**What the task requires:** When the word "subtitle" shows up in a line of the data below, copy that whole line.

◇ ◇ ◇ ◇

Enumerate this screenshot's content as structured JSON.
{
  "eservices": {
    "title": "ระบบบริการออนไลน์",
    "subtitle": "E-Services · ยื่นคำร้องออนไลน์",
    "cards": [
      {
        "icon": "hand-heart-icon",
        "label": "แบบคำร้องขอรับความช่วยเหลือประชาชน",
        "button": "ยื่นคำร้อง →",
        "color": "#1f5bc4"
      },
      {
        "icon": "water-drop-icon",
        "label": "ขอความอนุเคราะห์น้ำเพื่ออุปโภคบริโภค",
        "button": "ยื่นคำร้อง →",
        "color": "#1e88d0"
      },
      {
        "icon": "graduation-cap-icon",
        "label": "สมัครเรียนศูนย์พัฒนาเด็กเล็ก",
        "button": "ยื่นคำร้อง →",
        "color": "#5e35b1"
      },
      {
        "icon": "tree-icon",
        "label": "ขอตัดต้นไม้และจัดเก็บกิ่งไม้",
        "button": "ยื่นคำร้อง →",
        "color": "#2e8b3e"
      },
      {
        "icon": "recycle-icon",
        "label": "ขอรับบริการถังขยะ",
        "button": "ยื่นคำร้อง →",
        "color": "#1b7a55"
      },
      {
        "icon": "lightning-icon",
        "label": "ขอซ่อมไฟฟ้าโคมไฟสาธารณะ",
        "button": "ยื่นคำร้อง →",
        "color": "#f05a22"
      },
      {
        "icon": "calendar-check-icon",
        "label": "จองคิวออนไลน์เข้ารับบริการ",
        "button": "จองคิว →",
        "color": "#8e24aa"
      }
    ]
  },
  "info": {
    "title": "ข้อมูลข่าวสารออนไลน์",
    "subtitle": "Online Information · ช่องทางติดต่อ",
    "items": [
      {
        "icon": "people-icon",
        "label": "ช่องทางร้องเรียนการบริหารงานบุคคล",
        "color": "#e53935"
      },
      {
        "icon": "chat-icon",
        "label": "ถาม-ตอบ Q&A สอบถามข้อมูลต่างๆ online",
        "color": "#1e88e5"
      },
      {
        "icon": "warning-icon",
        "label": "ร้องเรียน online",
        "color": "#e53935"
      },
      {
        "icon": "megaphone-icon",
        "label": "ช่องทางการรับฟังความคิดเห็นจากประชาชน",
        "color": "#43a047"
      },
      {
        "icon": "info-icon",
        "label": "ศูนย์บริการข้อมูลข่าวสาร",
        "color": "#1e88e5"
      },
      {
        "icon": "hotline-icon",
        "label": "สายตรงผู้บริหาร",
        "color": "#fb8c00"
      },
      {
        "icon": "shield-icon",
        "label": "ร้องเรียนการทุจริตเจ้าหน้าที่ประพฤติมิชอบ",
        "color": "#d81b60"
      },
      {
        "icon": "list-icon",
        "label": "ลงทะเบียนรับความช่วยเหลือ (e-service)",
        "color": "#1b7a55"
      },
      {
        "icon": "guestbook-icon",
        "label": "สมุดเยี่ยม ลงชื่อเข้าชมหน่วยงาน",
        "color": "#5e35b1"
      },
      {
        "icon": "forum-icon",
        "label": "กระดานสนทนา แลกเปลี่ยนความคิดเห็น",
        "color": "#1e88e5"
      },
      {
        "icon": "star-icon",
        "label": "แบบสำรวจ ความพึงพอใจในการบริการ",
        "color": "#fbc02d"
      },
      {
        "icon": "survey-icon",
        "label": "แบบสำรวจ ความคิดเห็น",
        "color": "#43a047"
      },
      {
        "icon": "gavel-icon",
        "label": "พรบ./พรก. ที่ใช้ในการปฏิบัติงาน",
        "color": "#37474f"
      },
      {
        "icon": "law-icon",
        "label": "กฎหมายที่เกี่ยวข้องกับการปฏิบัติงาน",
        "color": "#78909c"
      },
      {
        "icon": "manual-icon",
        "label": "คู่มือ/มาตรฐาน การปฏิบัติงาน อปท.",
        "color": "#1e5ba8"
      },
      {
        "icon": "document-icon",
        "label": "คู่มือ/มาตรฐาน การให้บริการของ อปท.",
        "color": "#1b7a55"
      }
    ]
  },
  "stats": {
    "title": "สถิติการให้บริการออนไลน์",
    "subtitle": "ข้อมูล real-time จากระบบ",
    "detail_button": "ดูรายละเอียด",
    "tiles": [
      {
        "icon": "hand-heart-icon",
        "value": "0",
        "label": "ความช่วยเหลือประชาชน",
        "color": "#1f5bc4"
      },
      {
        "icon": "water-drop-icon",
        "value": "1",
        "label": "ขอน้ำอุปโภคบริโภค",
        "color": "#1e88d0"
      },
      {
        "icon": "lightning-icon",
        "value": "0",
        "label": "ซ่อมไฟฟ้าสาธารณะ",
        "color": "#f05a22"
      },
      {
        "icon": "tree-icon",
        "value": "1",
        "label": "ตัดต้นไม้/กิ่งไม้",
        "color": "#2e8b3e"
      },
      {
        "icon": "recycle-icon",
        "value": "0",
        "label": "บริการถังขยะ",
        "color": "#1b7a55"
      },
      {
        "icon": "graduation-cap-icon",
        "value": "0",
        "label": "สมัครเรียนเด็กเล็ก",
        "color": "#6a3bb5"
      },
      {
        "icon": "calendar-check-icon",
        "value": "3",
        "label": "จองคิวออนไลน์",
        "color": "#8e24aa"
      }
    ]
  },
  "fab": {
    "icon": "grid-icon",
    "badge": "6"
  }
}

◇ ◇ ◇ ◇

**Task solution:**
    "subtitle": "E-Services · ยื่นคำร้องออนไลน์",
    "subtitle": "Online Information · ช่องทางติดต่อ",
    "subtitle": "ข้อมูล real-time จากระบบ",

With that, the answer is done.